- The data standards for 4K are still mostly bleeding-edge tech (painful).
- The product claims made are mostly GIGO (garbage in-garbage out). In other words: BS.
Knowing what product info & specs to trust will be a huge hurdle to overcome. For example, I purchased several low-cost signal amplifiers, before I found one that works. Be prepared to purchase some signal transmission solutions more than once…
I chose a fiber-optic cable solution (8K@60Hz Video) OVER HDBaseT (up to 4K@60Hz Video). Not sure that was the best choice, but I was hoping to future-proof my installation for 8K video in the future. This was also supposed to eliminate the potential for electro-magentic (EMI), or radio frequency (RFI) interference. Regardless of the technology itself being immune to this interference, I tried wrapping all power and data cables with EMI/RFI shielding copper foil. It actually helped. Tells you how much interference is generated by all of this equipment. To give you an idea, I had to add a new 20A circuit to my electrical panel to support the current draw of all the home theater devices I deploy. This took hours to wrap the cables, but was worth it. Next, the signal amplifier. Forget the in-line devices, they are throw-aways, regardless of manufacturers’ claims, or Projector/TV recommendations. After trying several, I purchased a hard-powered version and it DID make a difference. Certainly not to the extent the manufacturer claimed, but it did help. Be careful to buy a model that supports at least HDMI 2.0b. Finally, the cable. Fiber-optic cables are not ready for 4K@60 Hz HDR-10 UHD at 40′ plus. Mine does not handshake well with my other devices. There is a new standard coming for cables that have a fiber-optic core surrounded by a copper wire sheath. This type of cable segregates the data for video and audio (using the fiber-optic tech) from the two-way conventional analog data (via the copper). This will be required for complete UHD system compatibility/inter-operability, until all UHD A/V equipment is standardized around fiber tech. If you wait another 6-12 months, I am sure these cables will become more commonplace.
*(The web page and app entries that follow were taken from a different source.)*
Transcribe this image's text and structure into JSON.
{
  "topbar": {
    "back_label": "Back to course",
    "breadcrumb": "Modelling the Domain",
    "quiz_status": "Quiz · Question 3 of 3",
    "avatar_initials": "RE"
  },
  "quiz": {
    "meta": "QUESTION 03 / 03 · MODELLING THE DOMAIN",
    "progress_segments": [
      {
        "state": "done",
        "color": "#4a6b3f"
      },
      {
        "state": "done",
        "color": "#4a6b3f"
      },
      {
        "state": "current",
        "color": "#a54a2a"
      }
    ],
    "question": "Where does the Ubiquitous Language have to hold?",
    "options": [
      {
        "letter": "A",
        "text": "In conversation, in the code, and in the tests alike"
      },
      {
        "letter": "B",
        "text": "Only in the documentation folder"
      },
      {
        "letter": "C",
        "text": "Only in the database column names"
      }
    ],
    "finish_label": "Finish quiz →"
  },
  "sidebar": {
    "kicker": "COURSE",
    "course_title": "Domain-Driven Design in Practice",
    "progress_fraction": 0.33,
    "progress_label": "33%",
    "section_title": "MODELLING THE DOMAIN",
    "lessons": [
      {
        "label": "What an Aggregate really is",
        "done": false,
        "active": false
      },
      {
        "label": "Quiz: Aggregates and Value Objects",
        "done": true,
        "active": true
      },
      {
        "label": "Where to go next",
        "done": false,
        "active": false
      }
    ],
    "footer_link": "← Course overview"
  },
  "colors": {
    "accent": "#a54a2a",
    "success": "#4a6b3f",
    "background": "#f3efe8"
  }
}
This would seem like a no-brainer, but none of these devices will automatically detect the signal type AND your final video/audio solution will only be as good as the weakest link in all connected devices. I had to modify settings on EVERY device to support the spec of my weakest device: 4K@60Hz, 8 bit HDR, HLG, 4:2:2 Chroma with 7.2 channel sound. I also had to make sure my streaming devices were setup for Wake-Up-On-LAN (WOL). Basically, a sleep with wake-up setting. Always-on data settings flat did not work. Once the signal dropped you had to cycle power to bring it back with this setting. My projector only had one HDMI port that supported HDCP 2.2 and it was port #2. Make sure you check your port capabilities – it is an easy thing to overlook. Finally, check to see if your A/V Receiver and Projector/TV is capable of up-scaling 480/720/1080 signals. I would suggest turning this off on your A/V receiver and let your Projector/TV handle all signal mod. The signal loss from the A/V receiver to perform the signal upgrade was too large for my system and I would lose the picture when it was turned on.
In the end, it was well worth it. The difference from my HDMI 1.4 1080P@60Hz system was so dramatic, it was shocking. It was a real challenge though and for several days, we had no picture, until I could work all this out. I was able to connect all equipment at under $500 my cost. Upgrading the Projector, A/V Receiver and Streaming Devices did cost around $6K. Of course, there is a whole different discussion that could be had about Receiver and Projector features/tech vs. price. We can save that for another time…